> **WHAT NEEDS TO BE DONE**
Apart from the pictures, every entry should be reproduced exactly.

> **RECORDS SUPPLIED**
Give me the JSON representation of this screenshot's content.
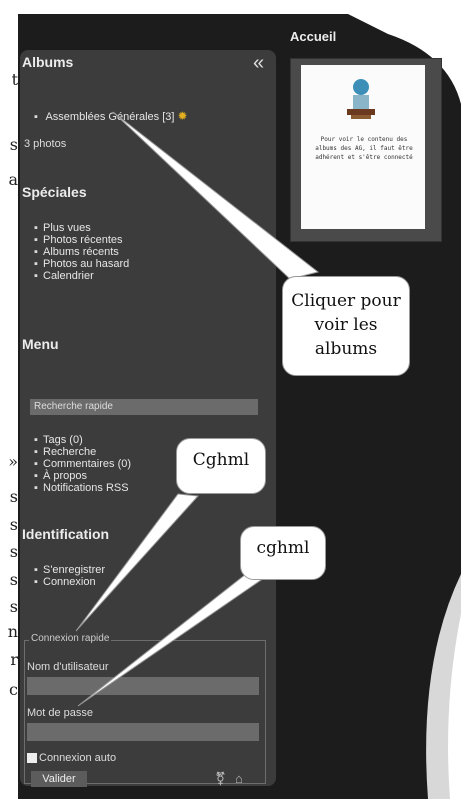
{
  "edge_letters": [
    "t",
    "s",
    "a",
    "»",
    "s",
    "s",
    "s",
    "s",
    "s",
    "n",
    "r",
    "c"
  ],
  "header": {
    "title": "Accueil"
  },
  "sidebar": {
    "collapse_icon": "«",
    "albums": {
      "title": "Albums",
      "items": [
        {
          "label": "Assemblées Générales",
          "count": "[3]",
          "icon": "new-sun-icon"
        }
      ],
      "photo_count": "3 photos"
    },
    "speciales": {
      "title": "Spéciales",
      "items": [
        "Plus vues",
        "Photos récentes",
        "Albums récents",
        "Photos au hasard",
        "Calendrier"
      ]
    },
    "menu": {
      "title": "Menu",
      "search_label": "Recherche rapide",
      "items": [
        "Tags (0)",
        "Recherche",
        "Commentaires (0)",
        "À propos",
        "Notifications RSS"
      ]
    },
    "identification": {
      "title": "Identification",
      "items": [
        "S'enregistrer",
        "Connexion"
      ]
    },
    "quick_login": {
      "legend": "Connexion rapide",
      "username_label": "Nom d'utilisateur",
      "password_label": "Mot de passe",
      "auto_label": "Connexion auto",
      "submit_label": "Valider"
    }
  },
  "thumbnail": {
    "text": "Pour voir le contenu des albums des AG, il faut être adhérent et s'être connecté"
  },
  "annotations": {
    "albums_hint": [
      "Cliquer pour",
      "voir les",
      "albums"
    ],
    "username_hint": "Cghml",
    "password_hint": "cghml"
  }
}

> **SOLVED PROBLEM**
Give me the JSON representation of this screenshot's content.
{
  "edge_letters": [
    "t",
    "s",
    "a",
    "»",
    "s",
    "s",
    "s",
    "s",
    "s",
    "n",
    "r",
    "c"
  ],
  "header": {
    "title": "Accueil"
  },
  "sidebar": {
    "collapse_icon": "«",
    "albums": {
      "title": "Albums",
      "items": [
        {
          "label": "Assemblées Générales",
          "count": "[3]",
          "icon": "new-sun-icon"
        }
      ],
      "photo_count": "3 photos"
    },
    "speciales": {
      "title": "Spéciales",
      "items": [
        "Plus vues",
        "Photos récentes",
        "Albums récents",
        "Photos au hasard",
        "Calendrier"
      ]
    },
    "menu": {
      "title": "Menu",
      "search_label": "Recherche rapide",
      "items": [
        "Tags (0)",
        "Recherche",
        "Commentaires (0)",
        "À propos",
        "Notifications RSS"
      ]
    },
    "identification": {
      "title": "Identification",
      "items": [
        "S'enregistrer",
        "Connexion"
      ]
    },
    "quick_login": {
      "legend": "Connexion rapide",
      "username_label": "Nom d'utilisateur",
      "password_label": "Mot de passe",
      "auto_label": "Connexion auto",
      "submit_label": "Valider"
    }
  },
  "thumbnail": {
    "text": "Pour voir le contenu des albums des AG, il faut être adhérent et s'être connecté"
  },
  "annotations": {
    "albums_hint": [
      "Cliquer pour",
      "voir les",
      "albums"
    ],
    "username_hint": "Cghml",
    "password_hint": "cghml"
  }
}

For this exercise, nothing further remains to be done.